Military Review English Edition March-April 2016 - Page 83

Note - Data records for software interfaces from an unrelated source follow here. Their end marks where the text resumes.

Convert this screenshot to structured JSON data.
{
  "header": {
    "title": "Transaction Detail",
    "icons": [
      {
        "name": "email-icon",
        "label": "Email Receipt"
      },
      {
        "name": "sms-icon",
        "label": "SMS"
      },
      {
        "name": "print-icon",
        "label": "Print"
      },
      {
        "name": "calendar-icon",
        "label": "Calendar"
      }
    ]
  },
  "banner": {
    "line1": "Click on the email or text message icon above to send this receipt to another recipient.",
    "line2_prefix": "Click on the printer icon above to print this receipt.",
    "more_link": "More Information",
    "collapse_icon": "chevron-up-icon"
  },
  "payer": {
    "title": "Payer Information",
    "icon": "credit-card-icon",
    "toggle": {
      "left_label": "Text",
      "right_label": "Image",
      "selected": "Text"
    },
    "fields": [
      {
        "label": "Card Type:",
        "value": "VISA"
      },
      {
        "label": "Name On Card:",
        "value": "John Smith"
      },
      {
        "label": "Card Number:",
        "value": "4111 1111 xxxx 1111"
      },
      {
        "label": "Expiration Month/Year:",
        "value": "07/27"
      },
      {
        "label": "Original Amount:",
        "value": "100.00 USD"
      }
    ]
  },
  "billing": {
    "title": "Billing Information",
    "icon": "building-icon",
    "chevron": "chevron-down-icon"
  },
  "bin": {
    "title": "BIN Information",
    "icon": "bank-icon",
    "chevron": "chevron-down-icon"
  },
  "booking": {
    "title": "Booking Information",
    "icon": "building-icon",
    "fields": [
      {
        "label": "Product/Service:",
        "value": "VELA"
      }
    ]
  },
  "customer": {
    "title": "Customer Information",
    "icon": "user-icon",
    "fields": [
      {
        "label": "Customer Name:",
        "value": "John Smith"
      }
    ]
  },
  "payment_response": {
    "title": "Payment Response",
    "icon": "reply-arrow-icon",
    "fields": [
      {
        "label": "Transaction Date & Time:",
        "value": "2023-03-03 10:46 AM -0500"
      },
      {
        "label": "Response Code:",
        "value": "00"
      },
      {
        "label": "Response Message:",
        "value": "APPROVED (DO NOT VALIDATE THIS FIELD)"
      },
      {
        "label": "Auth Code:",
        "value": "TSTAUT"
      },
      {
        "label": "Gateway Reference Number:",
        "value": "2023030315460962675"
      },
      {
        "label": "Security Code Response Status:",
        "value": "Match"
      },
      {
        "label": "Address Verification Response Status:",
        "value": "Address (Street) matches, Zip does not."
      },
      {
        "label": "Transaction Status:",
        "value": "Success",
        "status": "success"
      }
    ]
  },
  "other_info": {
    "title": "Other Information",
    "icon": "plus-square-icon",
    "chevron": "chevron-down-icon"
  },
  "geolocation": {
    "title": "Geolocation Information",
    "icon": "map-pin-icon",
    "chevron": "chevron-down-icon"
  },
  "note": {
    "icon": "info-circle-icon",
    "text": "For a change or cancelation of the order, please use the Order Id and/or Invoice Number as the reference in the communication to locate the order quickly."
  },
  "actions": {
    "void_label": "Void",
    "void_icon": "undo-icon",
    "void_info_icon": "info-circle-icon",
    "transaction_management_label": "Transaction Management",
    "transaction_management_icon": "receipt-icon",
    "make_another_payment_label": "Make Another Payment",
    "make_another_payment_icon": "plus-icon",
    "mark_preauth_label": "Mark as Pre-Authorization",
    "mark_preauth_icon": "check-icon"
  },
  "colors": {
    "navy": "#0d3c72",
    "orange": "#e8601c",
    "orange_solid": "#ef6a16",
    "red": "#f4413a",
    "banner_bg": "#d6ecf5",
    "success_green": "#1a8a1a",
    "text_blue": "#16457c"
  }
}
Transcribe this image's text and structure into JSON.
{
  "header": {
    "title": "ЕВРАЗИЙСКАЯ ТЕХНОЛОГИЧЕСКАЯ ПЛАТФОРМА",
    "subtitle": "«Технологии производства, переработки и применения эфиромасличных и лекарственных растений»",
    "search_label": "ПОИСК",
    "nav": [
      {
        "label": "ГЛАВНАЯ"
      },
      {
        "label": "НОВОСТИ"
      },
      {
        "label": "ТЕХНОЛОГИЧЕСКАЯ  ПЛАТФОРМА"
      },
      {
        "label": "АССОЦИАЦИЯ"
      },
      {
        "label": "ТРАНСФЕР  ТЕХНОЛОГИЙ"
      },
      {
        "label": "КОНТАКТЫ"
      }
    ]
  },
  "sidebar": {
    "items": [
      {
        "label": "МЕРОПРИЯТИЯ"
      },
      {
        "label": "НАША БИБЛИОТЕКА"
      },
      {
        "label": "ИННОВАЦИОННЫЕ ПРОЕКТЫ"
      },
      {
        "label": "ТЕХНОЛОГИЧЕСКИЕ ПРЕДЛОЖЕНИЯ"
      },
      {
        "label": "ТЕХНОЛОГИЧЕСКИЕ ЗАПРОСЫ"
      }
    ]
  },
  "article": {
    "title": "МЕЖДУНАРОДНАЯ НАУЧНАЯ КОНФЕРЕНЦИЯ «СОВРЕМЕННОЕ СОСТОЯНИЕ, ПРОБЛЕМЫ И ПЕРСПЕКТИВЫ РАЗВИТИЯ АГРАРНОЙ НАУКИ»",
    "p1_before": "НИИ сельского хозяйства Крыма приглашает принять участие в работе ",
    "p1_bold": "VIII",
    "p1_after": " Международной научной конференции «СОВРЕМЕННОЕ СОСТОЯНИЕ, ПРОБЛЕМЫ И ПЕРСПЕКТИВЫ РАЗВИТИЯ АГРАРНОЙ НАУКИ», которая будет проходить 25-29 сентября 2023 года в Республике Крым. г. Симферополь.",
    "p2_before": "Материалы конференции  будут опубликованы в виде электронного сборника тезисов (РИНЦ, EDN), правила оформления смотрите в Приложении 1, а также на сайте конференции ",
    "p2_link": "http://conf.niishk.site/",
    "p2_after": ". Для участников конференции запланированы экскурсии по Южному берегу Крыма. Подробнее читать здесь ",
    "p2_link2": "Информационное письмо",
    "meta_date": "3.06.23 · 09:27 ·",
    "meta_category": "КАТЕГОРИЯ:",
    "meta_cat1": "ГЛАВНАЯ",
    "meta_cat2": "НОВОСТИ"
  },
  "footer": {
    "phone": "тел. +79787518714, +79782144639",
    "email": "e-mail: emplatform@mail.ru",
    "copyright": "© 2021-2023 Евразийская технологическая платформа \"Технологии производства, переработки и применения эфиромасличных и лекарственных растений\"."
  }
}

CYBERSECURITY other five tasks for stability operations identified in Army Doctrine Publication 3-07, Stability:63 Establish civil security Establish civil control Restore essential services Support to governance Support to economic and infrastructure development Secure cyberspace infrastructure In cyberspace doctrine, the Joint Staff notes the importance of integrating cyber efforts with other stakeholders. In its 2015 Cyber Strategy, the Department of Defense described “Building alliances, coalitions, and partnerships abroad” as a fundamental cybersecurity activity.64 In a June 2015 memorandum, Adm. Michael Rogers writes, “Cyberspace operations demand unprecedented degrees of joint, interagency, and coalition collaboration and information sharing, and thus we will remain trusted partners in collaborating with other agencies, with allies and friends abroad, with industry, and with academia.”65 The Joint Staff has identified profound obstacles to public-private cooperation on cybersecurity warning, • • • • • • Many NGOs are hesitant to become associated with military organizations in any form of formal relationship, especially in the case of conducting CO [cyberspace operations], because doing so could compromise their status as an independent entity, restrict their freedom of movement, and even place their members at risk in uncertain or hostile permissive environments.66 In building the ISAC/ISAO model, its architects have sought to surmount such distrust among government, industry, and NGOs. Though by no means a panacea, the ISAC/ISAO model offers the Army a framework for facilitating cooperation in future stability operations. This is both a current and a future operational imperative. As required, the Army must be ready to restore cybersecurity for the critical infrastructure in a host nation by coordinating efforts with intergovernmental organizations like ITU, private industry like GSMA members, and various governmental organizations. To facilitate necessary collaboration, the ISAC/ISAO model provides a starting point for future operations. Maj. Michael Kolton, U.S. Army, is a graduate student at Yale University’s Jackson Institute for Global Affairs. Kolton is a foreign area officer specializing in China. He previously served as an infantry officer with deployments to Iraq and Afghanistan. He holds an MA in economics from the University of Hawaii at Manoa and a BA in economics from the United States Military Academy at West Point, New York. Notes 1. Peter W. Singer and Allan Friedman, Cybersecurity and Cyberwar: What Everyone Needs to Know (London: Oxford University Press, 2014), 13. 2. Joint Publication ( JP) 3-12(R) Cyberspace Operations (Washington, DC: U.S. Government Printing Office [GPO], 5 February 2013), v. 3. U.S. Army Training and Doctrine Command (TRADOC) Pamphlet 525-3-1, The U.S. Army Operating Concept: Win in a Complex World, 2020-2040 (Fort Eustis, VA: TRADOC, 31 October 2014), 11. 4. Joint Chiefs of Staff, National Military Strategy of the United States 2015, June 2015, 7, accessed 11 December 2015, http:// 5. Ibid., 4 and 11. 6. JP 3-12(R), Cyberspace Operations, v; Gregory Conti, John Nelson and David Raymond, “Towards a Cyber MILITARY REVIEW  March-April 2016 Common Operating Picture” (presented at 5th International Conference on Cyber Conflict, Tallinn, Estonia, 4–7 June 2013), vi. 7. JP 3-07, Stability Operations (Washington, DC: U.S. GPO, 29 September 2011), vii. 8. JP 3-12 (R), Cyberspace Operations. 9. “Ebola in Sierra Leone: Which Doctor?” Economist (blog), 19 June 2014, accessed 14 December 2015, http://www.economist. com/blogs/baobab/2014/06/ebola-sierra-leone. 10. “Online Crisis Management: A Web of Support,” Economist (blog), 14 July 2011, accessed 14 December 2015, online-crisis-management. 11. John Ribeiro, “Internet Becomes a Lifeline in Nepal after Earthquake,” Computer World, 25 April 2015, accessed 14 December 2015, 81